Diarrhea, rectal bleeding, weight loss, abdominal pain, and exhaustion are all symptoms of IBD.
Researchers aren’t sure what causes IBD, but they believe it starts when a person who is genetically predisposed to the disease is exposed to a specific trigger. More research is needed to determine how important environmental triggers are.
IBD and microplastics
The researchers wanted to discover if there was a link between microplastics and IBD in this new study. Microplastics are present in people’s bodies throughout their lives, yet the health repercussions are unknown.
“We urgently need to know more about the health consequences of microplastics since they are everywhere—including in our drinking water,” says Dr. Maria Neira, WHO director of Public Health, Environment, and Social Determinants of Health.
“Microplastics in drinking water do not appear to constitute a health danger at current levels, based on the limited knowledge we have.” However, we need to learn more. We must also halt the global surge of plastic pollution.”
The current study’s corresponding author is Dr. Yan Zhang. He works at Nanjing University’s School of Environment’s State Key Laboratory of Pollution Control and Resource Reuse, where he previously discovered that microplastics accumulate in the liver, kidney, and intestine in animal models.
He also discovered that the particle size of the microplastics had a significant impact on the accumulation.
“Compelling evidence suggests that microplastics primarily collect in the guts of many species and induce intestinal inflammation and metabolic disturbance,” the researcher told Medical News Today. “Microplastics will inevitably come into contact with humans.”
“Estimating the exposure levels and loads of microplastics in people is crucial for assessing the health risk of microplastics.” However, accurate evidence on the effects of microplastics on humans is still unavailable. Furthermore, the actual health danger of human exposure to microplastics has long been a source of worry.
Because microplastics are routinely ingested through the gut, the researchers wanted to see if there was a link between microplastics and IBD.
They did this by examining fecal samples from study participants. The researchers gathered 52 persons with IBD and 50 people who were otherwise healthy but did not have IBD.
The participants answered questions on the foods and beverages they consume, their working and living conditions over the past year, the state of their IBD, and their demographic characteristics on a questionnaire.
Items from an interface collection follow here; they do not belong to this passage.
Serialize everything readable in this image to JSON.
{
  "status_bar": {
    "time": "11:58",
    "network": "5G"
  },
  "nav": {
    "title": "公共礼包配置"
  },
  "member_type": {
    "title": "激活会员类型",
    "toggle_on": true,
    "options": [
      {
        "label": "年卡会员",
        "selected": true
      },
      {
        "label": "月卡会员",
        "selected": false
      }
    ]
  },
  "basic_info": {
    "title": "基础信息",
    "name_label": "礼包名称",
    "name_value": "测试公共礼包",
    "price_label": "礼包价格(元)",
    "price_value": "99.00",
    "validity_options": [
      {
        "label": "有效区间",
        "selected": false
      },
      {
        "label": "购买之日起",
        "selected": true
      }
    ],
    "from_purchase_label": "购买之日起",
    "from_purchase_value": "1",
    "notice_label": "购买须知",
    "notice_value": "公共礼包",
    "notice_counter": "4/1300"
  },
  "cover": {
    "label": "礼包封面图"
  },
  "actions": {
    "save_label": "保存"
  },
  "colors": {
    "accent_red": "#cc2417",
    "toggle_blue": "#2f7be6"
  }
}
The scientists then looked at the feces samples to see how much and what kind of microplastics were present.
Microplastics linked to IBD
They discovered that those with IBD had considerably more microplastic in their stools than those who were healthy.
Further research revealed a link between the severity of ulcerative colitis and Crohn’s disease and the number of microplastics present.
The researchers also discovered that persons who had more microplastic in their stool samples drank more bottled water, ate more takeout food, and were exposed to more dust where they lived or worked.
“For the first time, this study reveals that there is a significant difference in the concentration of microplastics in feces from IBD patients and healthy people. Our study also indicates that the characteristics of fecal microplastics are useful to estimate the gut exposure of microplastics.”
– Dr. Yan Zhang
“It’s difficult to say whether microplastics play a role in the development of IBD because it’s a complex systemic disease with an unknown etiology.” People with IBD are more likely to retain microplastics, we suspect.”
The study had flaws as well, the most significant of which was its small size. Before scientists can reach more solid findings, they must perform much larger investigations.
“The concentration of [microplastics] in feces found in this study cannot directly match the concentration of [microplastics] in the gastrointestinal system or in the human body,” the study authors write.
To put it another way, just though people with IBD excrete more microplastic doesn’t mean they have more microplastic in their bodies.